It stands on the intersection of books that I care about, and the books that I don’t. By that I mean that Slaughterhouse 5 is essentially autobiographical Literary Fiction with some Sci-Fi garnish and a dash of post-modernism.

Our protagonist is Billy Pilgrim, an optometrist and alien abductee who spends most of the novel remembering how he was a German prisoner of war during the bombing of Dresden. He learns a form of time-travel where he can return to any point in his personal history, but he cannot change anything. The aliens explain to him their fatalistic vision of the universe, in which all events, including the end of the universe due to a disastrous rocket test, are predetermined. Their mantra, and the mantra of the book, is So it goes.

This mental time-travel is a device Vonnegut uses to tell his narrative out of order. At one point Billy will be talking to his wife, then he’ll go back to WWII Dresden, and then he’ll return to 1960s America. (I think this is really just a roundabout way to write about PTSD. Between this and Lovecraft’s focus on mental illness, I think it would be fascinating to see how speculative fiction responded to the PSTD epidemics unleashed by the World Wars.) Giving the protagonist an excuse to experience things nonlinearly feels a lot smoother than just jumping around in time without any explanation.

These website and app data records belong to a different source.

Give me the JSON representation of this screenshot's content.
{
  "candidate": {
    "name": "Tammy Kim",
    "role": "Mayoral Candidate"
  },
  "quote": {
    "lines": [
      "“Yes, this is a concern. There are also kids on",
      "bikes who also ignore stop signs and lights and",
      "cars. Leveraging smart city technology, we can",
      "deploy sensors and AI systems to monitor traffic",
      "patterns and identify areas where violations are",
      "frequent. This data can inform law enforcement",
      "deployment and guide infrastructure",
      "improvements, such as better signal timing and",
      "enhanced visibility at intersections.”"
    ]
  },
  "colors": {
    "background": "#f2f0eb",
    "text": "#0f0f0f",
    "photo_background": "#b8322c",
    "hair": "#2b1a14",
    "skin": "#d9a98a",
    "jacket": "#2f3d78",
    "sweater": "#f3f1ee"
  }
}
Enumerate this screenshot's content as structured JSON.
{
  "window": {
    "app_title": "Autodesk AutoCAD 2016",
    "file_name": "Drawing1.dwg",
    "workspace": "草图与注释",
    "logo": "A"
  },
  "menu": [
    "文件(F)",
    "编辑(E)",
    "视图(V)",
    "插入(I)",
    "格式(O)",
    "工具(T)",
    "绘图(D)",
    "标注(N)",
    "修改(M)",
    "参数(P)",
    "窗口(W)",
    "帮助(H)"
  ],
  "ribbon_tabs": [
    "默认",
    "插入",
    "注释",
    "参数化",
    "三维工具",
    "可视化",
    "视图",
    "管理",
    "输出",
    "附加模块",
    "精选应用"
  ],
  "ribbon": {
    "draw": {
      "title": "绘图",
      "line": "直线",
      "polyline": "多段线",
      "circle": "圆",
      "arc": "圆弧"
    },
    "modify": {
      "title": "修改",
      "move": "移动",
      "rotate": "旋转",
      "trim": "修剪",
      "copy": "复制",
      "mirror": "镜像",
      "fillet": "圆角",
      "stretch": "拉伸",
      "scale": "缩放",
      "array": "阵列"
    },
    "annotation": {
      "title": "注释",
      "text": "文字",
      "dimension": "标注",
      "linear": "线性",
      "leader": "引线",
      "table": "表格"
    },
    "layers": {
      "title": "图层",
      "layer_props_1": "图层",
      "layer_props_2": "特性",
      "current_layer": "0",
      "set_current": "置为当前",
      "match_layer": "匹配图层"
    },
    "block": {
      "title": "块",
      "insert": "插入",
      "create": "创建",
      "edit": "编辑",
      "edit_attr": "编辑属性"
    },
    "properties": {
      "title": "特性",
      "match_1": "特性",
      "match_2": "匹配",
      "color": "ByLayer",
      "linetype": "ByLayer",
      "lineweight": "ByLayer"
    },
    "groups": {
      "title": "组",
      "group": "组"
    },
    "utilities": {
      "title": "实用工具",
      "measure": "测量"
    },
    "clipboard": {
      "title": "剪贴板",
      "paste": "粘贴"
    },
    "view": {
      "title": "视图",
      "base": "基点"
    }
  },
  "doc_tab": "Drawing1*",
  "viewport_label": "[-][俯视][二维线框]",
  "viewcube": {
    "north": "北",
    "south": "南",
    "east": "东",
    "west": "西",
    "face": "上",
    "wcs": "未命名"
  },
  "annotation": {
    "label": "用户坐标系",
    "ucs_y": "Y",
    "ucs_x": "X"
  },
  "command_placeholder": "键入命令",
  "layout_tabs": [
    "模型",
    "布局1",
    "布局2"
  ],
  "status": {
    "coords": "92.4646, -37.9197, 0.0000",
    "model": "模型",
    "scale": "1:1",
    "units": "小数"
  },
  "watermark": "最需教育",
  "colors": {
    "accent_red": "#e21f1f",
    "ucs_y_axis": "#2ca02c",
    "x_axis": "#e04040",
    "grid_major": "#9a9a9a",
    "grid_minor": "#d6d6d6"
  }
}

I think one of the reasons Slaughterhouse Five underwhelmed me was that its message, that war is really terrible, already seemed axiomatic to me. In the country where I live we have a burgeoning state religion centered around the young men who were heroically shot trying to invade Turkey back in WWII. Each year in school we’d have another lesson on how awful it was. Alongside an interest in history and a conscience, all this means that for me joining the army is as unthinkable as murder itself. Perhaps if I was patriotic gungho American who believed that my nation was incapable of acting unethically, or if this book tried to tell me that was is simply fantastic, I would’ve have been impressed.

I also think that the sci-fi elements of the book were unnecessary. I see why Vonnegut included them; he writes science fiction and they were probably a distancing technique that allowed him to process such traumatic memories.

Based on Sirens of Titan, I still think Vonnegut is an author worth my time, but this isn’t the first book of his that I’d recommend.